═══ Materials provided
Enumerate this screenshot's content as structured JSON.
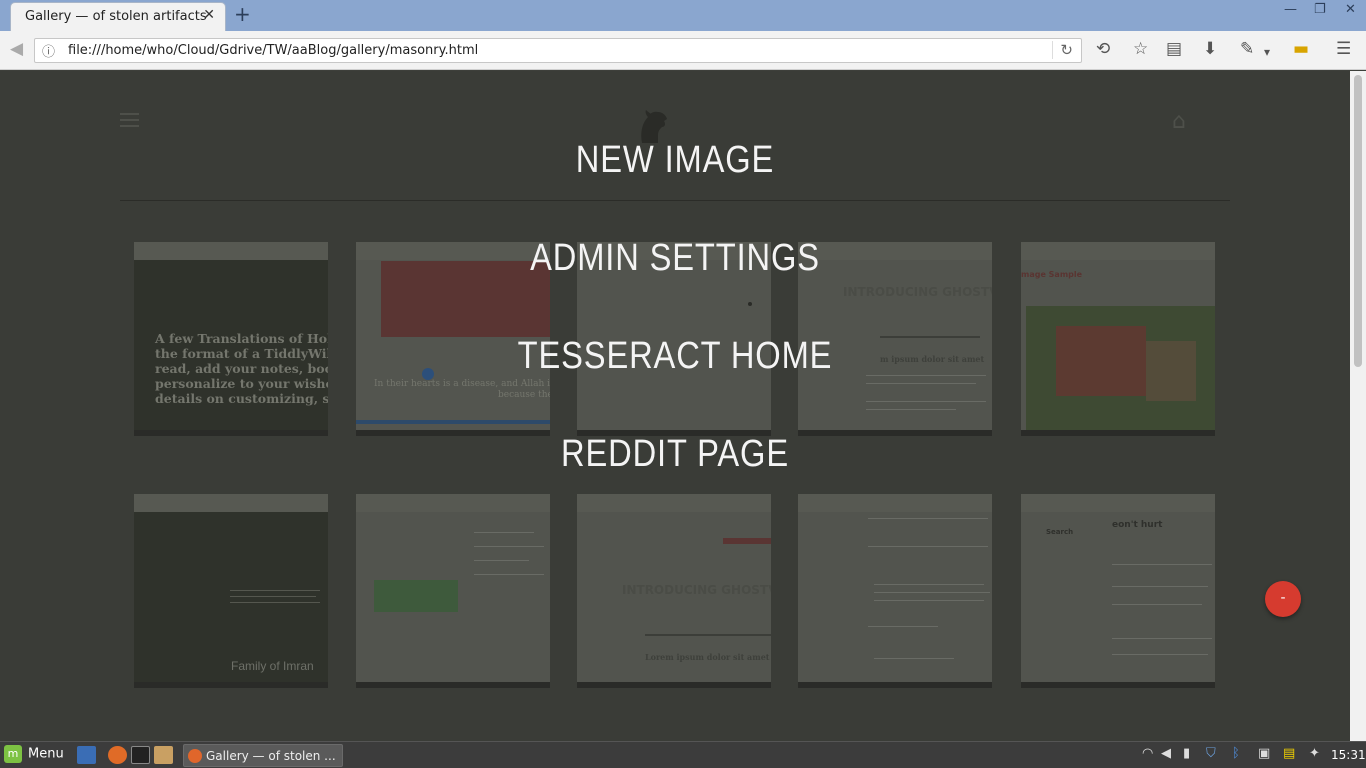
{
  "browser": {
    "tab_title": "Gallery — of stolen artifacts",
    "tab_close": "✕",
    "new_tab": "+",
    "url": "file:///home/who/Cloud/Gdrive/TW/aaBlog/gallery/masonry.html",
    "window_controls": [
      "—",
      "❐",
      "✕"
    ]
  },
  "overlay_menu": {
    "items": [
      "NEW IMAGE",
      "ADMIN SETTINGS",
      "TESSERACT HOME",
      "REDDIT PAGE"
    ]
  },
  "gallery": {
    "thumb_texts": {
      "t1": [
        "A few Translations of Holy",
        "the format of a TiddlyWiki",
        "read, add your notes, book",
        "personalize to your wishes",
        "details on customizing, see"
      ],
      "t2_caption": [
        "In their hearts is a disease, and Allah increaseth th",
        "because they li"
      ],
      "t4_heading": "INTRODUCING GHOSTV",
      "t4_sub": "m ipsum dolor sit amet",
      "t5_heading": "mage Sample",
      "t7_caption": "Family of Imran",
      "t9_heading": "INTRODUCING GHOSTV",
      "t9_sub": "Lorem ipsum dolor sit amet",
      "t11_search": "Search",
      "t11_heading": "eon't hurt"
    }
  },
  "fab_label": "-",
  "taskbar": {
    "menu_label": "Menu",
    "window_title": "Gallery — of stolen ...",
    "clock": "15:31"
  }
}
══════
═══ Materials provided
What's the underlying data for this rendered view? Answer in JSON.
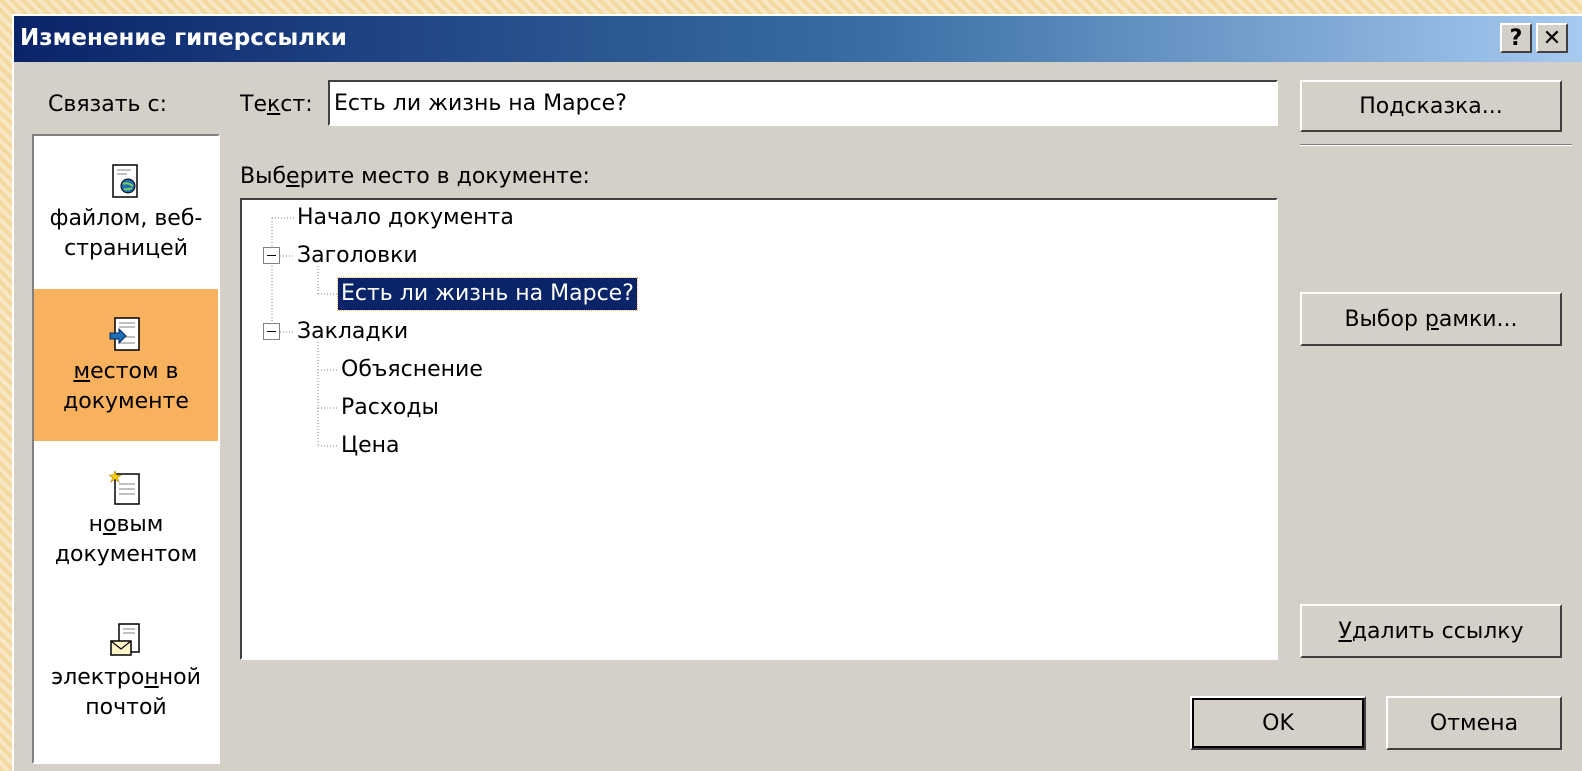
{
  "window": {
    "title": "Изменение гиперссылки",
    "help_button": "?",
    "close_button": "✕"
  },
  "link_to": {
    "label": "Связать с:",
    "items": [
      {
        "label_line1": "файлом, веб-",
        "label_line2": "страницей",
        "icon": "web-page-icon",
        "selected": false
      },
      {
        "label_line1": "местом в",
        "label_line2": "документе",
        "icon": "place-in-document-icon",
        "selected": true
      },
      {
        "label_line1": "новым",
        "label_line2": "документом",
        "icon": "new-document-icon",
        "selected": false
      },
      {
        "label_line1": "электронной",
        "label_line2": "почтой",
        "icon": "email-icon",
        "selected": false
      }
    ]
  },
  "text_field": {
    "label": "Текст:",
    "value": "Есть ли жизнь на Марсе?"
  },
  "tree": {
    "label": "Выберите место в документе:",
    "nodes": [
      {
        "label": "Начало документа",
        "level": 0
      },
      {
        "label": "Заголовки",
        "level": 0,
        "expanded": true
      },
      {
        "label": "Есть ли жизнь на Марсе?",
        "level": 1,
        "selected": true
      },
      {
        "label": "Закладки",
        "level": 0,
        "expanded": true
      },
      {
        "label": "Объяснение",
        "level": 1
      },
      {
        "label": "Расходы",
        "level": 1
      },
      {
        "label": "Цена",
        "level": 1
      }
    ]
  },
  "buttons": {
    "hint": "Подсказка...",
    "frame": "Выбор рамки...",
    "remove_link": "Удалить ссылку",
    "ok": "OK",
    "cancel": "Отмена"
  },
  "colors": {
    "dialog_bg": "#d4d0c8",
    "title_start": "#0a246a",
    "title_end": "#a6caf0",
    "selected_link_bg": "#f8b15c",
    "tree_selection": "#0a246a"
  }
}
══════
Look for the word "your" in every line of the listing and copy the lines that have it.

• **Response to this task**
        "read, add your notes, book",
        "personalize to your wishes",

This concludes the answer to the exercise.